*WHAT IS BEING ASKED*. Each line below should be reproduced without any alteration.

*TASK INPUTS*.
★ ★ ★

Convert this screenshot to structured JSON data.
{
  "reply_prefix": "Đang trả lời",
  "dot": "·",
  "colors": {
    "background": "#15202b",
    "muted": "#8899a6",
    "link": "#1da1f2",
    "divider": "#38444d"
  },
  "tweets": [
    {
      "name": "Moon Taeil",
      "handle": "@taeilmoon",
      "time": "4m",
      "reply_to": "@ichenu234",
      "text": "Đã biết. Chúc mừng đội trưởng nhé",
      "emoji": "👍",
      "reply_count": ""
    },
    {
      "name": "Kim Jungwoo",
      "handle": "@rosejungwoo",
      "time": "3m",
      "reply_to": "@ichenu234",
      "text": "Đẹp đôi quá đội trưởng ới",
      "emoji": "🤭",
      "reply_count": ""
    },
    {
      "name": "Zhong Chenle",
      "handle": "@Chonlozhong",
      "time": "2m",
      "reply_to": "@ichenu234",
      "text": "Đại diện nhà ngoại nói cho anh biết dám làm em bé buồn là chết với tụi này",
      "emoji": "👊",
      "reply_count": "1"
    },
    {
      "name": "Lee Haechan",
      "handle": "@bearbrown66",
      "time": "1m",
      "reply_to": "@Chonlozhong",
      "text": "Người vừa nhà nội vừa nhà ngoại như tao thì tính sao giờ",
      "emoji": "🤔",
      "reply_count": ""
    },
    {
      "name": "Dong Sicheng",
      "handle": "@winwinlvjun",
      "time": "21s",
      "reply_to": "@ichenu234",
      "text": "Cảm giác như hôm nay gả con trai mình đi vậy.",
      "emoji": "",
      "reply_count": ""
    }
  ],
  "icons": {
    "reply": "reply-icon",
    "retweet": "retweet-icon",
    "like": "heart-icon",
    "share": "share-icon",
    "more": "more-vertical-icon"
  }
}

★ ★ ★

*RESPONSE BELOW*.
Convert this screenshot to structured JSON data.
{
  "reply_prefix": "Đang trả lời",
  "dot": "·",
  "colors": {
    "background": "#15202b",
    "muted": "#8899a6",
    "link": "#1da1f2",
    "divider": "#38444d"
  },
  "tweets": [
    {
      "name": "Moon Taeil",
      "handle": "@taeilmoon",
      "time": "4m",
      "reply_to": "@ichenu234",
      "text": "Đã biết. Chúc mừng đội trưởng nhé",
      "emoji": "👍",
      "reply_count": ""
    },
    {
      "name": "Kim Jungwoo",
      "handle": "@rosejungwoo",
      "time": "3m",
      "reply_to": "@ichenu234",
      "text": "Đẹp đôi quá đội trưởng ới",
      "emoji": "🤭",
      "reply_count": ""
    },
    {
      "name": "Zhong Chenle",
      "handle": "@Chonlozhong",
      "time": "2m",
      "reply_to": "@ichenu234",
      "text": "Đại diện nhà ngoại nói cho anh biết dám làm em bé buồn là chết với tụi này",
      "emoji": "👊",
      "reply_count": "1"
    },
    {
      "name": "Lee Haechan",
      "handle": "@bearbrown66",
      "time": "1m",
      "reply_to": "@Chonlozhong",
      "text": "Người vừa nhà nội vừa nhà ngoại như tao thì tính sao giờ",
      "emoji": "🤔",
      "reply_count": ""
    },
    {
      "name": "Dong Sicheng",
      "handle": "@winwinlvjun",
      "time": "21s",
      "reply_to": "@ichenu234",
      "text": "Cảm giác như hôm nay gả con trai mình đi vậy.",
      "emoji": "",
      "reply_count": ""
    }
  ],
  "icons": {
    "reply": "reply-icon",
    "retweet": "retweet-icon",
    "like": "heart-icon",
    "share": "share-icon",
    "more": "more-vertical-icon"
  }
}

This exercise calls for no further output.